Terrorist Tradecraft—Impersonation: Use of Uniforms and Credentials
- 1 page
- January 18, 2013
(U//FOUO) Impersonation by assuming the identity, behavior, or appearance of first responders can allow terrorists access to restricted or secure locations, including the scene of emergencies when unchallenged. This access can allow terrorists the ability to conduct pre-operational surveillance or carry out a primary attack or a secondary attack against first responders. The method of impersonation may not be limited to the use of uniforms, clothing, badges and identification; civilian vehicles may be accessorized to appear as legitimate emergency vehicles.
(U//FOUO) Terrorists overseas have used uniforms and identification—such as name plates, badges, rank insignia, unit identification—belonging to military, law enforcement, and emergency services personnel.
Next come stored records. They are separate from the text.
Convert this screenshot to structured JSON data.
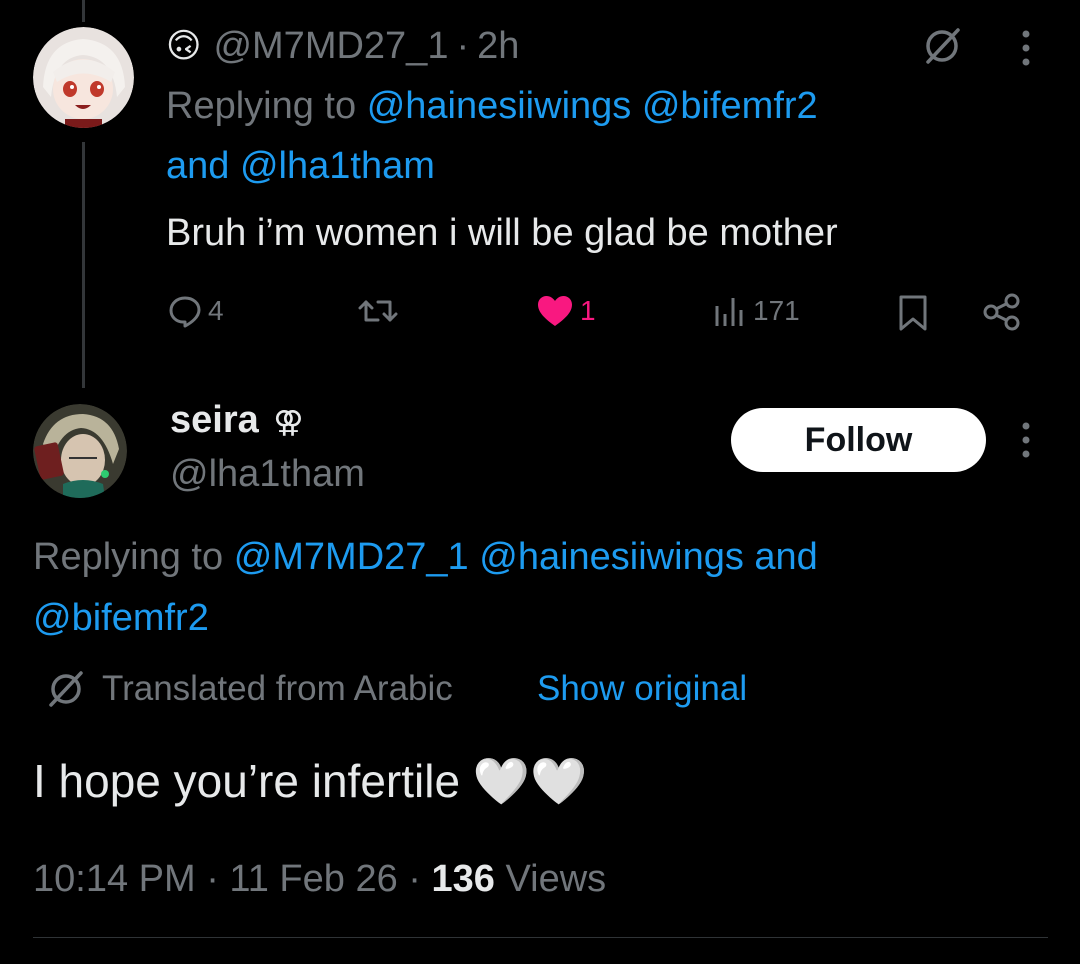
{
  "reply1": {
    "emoji": "🙃",
    "handle": "@M7MD27_1",
    "separator": "·",
    "time": "2h",
    "replying_prefix": "Replying to",
    "replying_handles_line1": "@hainesiiwings @bifemfr2",
    "replying_and": "and",
    "replying_handle_line2": "@lha1tham",
    "text": "Bruh i’m women i will be glad be mother",
    "stats": {
      "replies": "4",
      "likes": "1",
      "views": "171"
    },
    "like_color": "#f91880"
  },
  "main": {
    "display_name": "seira",
    "name_symbol": "⚢",
    "handle": "@lha1tham",
    "follow_label": "Follow",
    "replying_prefix": "Replying to",
    "replying_line1": "@M7MD27_1 @hainesiiwings and",
    "replying_line2": "@bifemfr2",
    "translated_label": "Translated from Arabic",
    "show_original": "Show original",
    "text": "I hope you’re infertile 🤍🤍",
    "timestamp": "10:14 PM · 11 Feb 26 ·",
    "views_count": "136",
    "views_label": "Views"
  },
  "colors": {
    "accent": "#1d9bf0",
    "secondary_text": "#71767b",
    "primary_text": "#e7e9ea"
  },
  "icons": [
    "grok-slash-icon",
    "more-icon",
    "reply-icon",
    "retweet-icon",
    "like-icon",
    "views-icon",
    "bookmark-icon",
    "share-icon",
    "translate-icon"
  ]
}
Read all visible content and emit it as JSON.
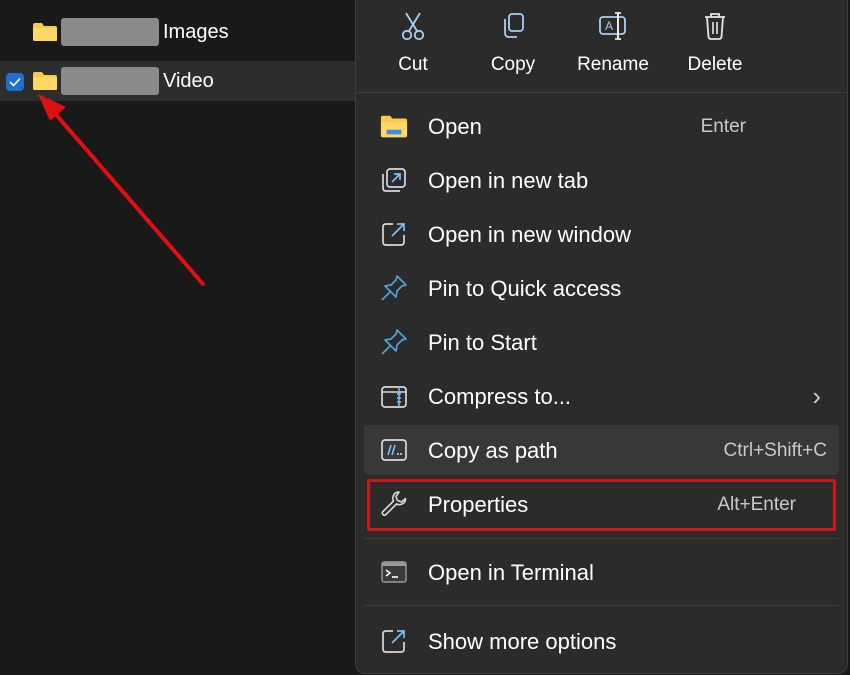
{
  "files": [
    {
      "name": "Images",
      "selected": false
    },
    {
      "name": "Video",
      "selected": true
    }
  ],
  "toolbar": {
    "cut": {
      "label": "Cut",
      "icon": "scissors-icon"
    },
    "copy": {
      "label": "Copy",
      "icon": "copy-icon"
    },
    "rename": {
      "label": "Rename",
      "icon": "rename-icon"
    },
    "delete": {
      "label": "Delete",
      "icon": "trash-icon"
    }
  },
  "menu": {
    "open": {
      "label": "Open",
      "shortcut": "Enter"
    },
    "open_new_tab": {
      "label": "Open in new tab"
    },
    "open_new_window": {
      "label": "Open in new window"
    },
    "pin_quick_access": {
      "label": "Pin to Quick access"
    },
    "pin_start": {
      "label": "Pin to Start"
    },
    "compress": {
      "label": "Compress to...",
      "submenu": "›"
    },
    "copy_path": {
      "label": "Copy as path",
      "shortcut": "Ctrl+Shift+C"
    },
    "properties": {
      "label": "Properties",
      "shortcut": "Alt+Enter"
    },
    "terminal": {
      "label": "Open in Terminal"
    },
    "more_options": {
      "label": "Show more options"
    }
  },
  "colors": {
    "background": "#191919",
    "menu_bg": "#2b2b2b",
    "highlight_border": "#d21414",
    "arrow": "#e01010",
    "checkbox": "#1e6fd0",
    "folder": "#f8c94b",
    "pin": "#4aa3df"
  }
}
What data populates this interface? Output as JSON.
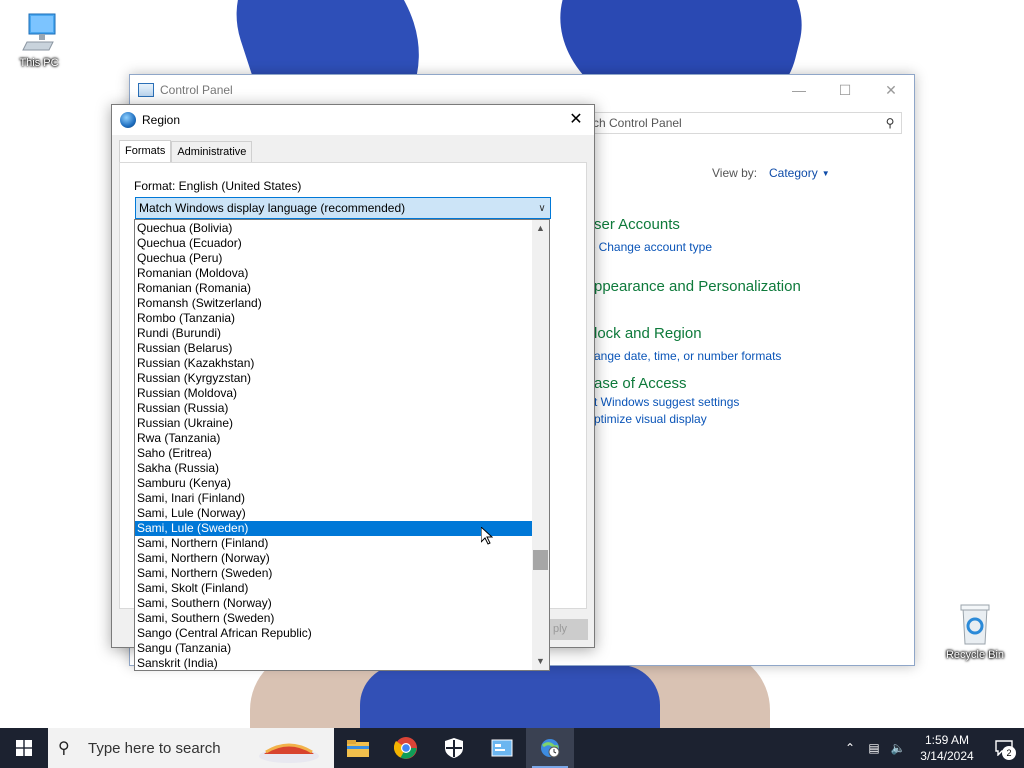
{
  "desktop": {
    "icons": [
      {
        "label": "This PC"
      },
      {
        "label": "Recycle Bin"
      }
    ]
  },
  "control_panel": {
    "title": "Control Panel",
    "search_text": "ch Control Panel",
    "view_by_label": "View by:",
    "view_by_value": "Category",
    "categories": [
      {
        "title": "ser Accounts",
        "links": [
          "Change account type"
        ]
      },
      {
        "title": "ppearance and Personalization",
        "links": []
      },
      {
        "title": "lock and Region",
        "links": [
          "ange date, time, or number formats"
        ]
      },
      {
        "title": "ase of Access",
        "links": [
          "t Windows suggest settings",
          "ptimize visual display"
        ]
      }
    ]
  },
  "region_dialog": {
    "title": "Region",
    "tabs": [
      "Formats",
      "Administrative"
    ],
    "active_tab": "Formats",
    "format_label": "Format: English (United States)",
    "format_selected": "Match Windows display language (recommended)",
    "apply_button": "ply",
    "dropdown_options": [
      "Quechua (Bolivia)",
      "Quechua (Ecuador)",
      "Quechua (Peru)",
      "Romanian (Moldova)",
      "Romanian (Romania)",
      "Romansh (Switzerland)",
      "Rombo (Tanzania)",
      "Rundi (Burundi)",
      "Russian (Belarus)",
      "Russian (Kazakhstan)",
      "Russian (Kyrgyzstan)",
      "Russian (Moldova)",
      "Russian (Russia)",
      "Russian (Ukraine)",
      "Rwa (Tanzania)",
      "Saho (Eritrea)",
      "Sakha (Russia)",
      "Samburu (Kenya)",
      "Sami, Inari (Finland)",
      "Sami, Lule (Norway)",
      "Sami, Lule (Sweden)",
      "Sami, Northern (Finland)",
      "Sami, Northern (Norway)",
      "Sami, Northern (Sweden)",
      "Sami, Skolt (Finland)",
      "Sami, Southern (Norway)",
      "Sami, Southern (Sweden)",
      "Sango (Central African Republic)",
      "Sangu (Tanzania)",
      "Sanskrit (India)"
    ],
    "highlighted_option": "Sami, Lule (Sweden)"
  },
  "taskbar": {
    "search_placeholder": "Type here to search",
    "apps": [
      "file-explorer",
      "chrome",
      "windows-security",
      "control-panel",
      "region-settings"
    ],
    "time": "1:59 AM",
    "date": "3/14/2024",
    "notification_count": "2"
  },
  "colors": {
    "accent": "#0078d7",
    "taskbar": "#1c2230",
    "cp_category": "#0e7a3b",
    "link": "#0b55b8"
  }
}
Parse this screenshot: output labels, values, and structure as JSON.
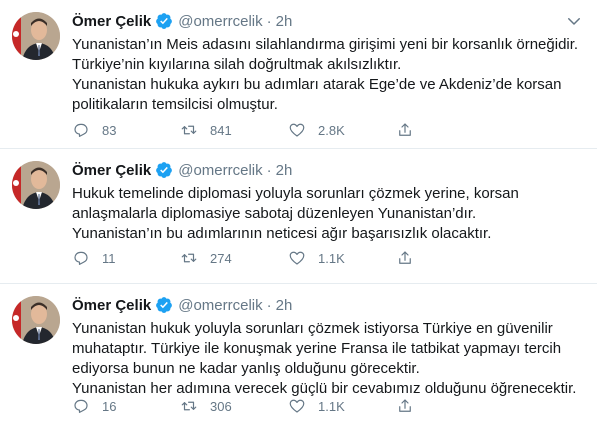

These items can be purchased, forged, or stolen.
— (U) In July 2011, Anders Breivik wore a police uniform and displayed false identification to gain unauthorized access to the Utoya Island youth camp in Norway where he opened fire on the camp population.
— (U) In May 2011, a suicide bomber in a police uniform successfully detonated an explosive device, killing six people, after gaining access to a closed meeting at a government building in Afghanistan.
(U//FOUO) Accounting for apparatus, equipment, gear, and credentials and securing access to facilities are the first steps in preventing the impersonation of first responders.
(U//FOUO) Mitigating the risk of first responder impersonation:
— (U//FOUO) Secure station or facility entrance and exit points, including apparatus bay doors.
— (U//FOUO) Limit or lock unattended emergency apparatus.
— (U//FOUO) On a daily basis, account for equipment and response gear; implement a policy for reporting lost or stolen items, including relevant privately purchased personal equipment.
— (U//FOUO) Keep member credentials current, collect or recover credentials from departing members, and establish a reporting policy for any lost or stolen credentials, including online credentials.
— (U//FOUO) Establish a policy to control the sale of “branded” items, including department or station patches, tee-shirts, and jackets.
— (U//FOUO) Stay current on the “branding” of uniforms and equipment used by neighboring jurisdictions and mutual aid companies.
— (U//FOUO) Report, track, and investigate all stolen items in the region.
(U//FOUO) Possible indicators of first responder impersonation:
— (U//FOUO) Outdated, incorrect, or incomplete uniform, protective gear, or credentials.
— (U//FOUO) Driver of emergency vehicle not knowledgeable about area of responsibility or service.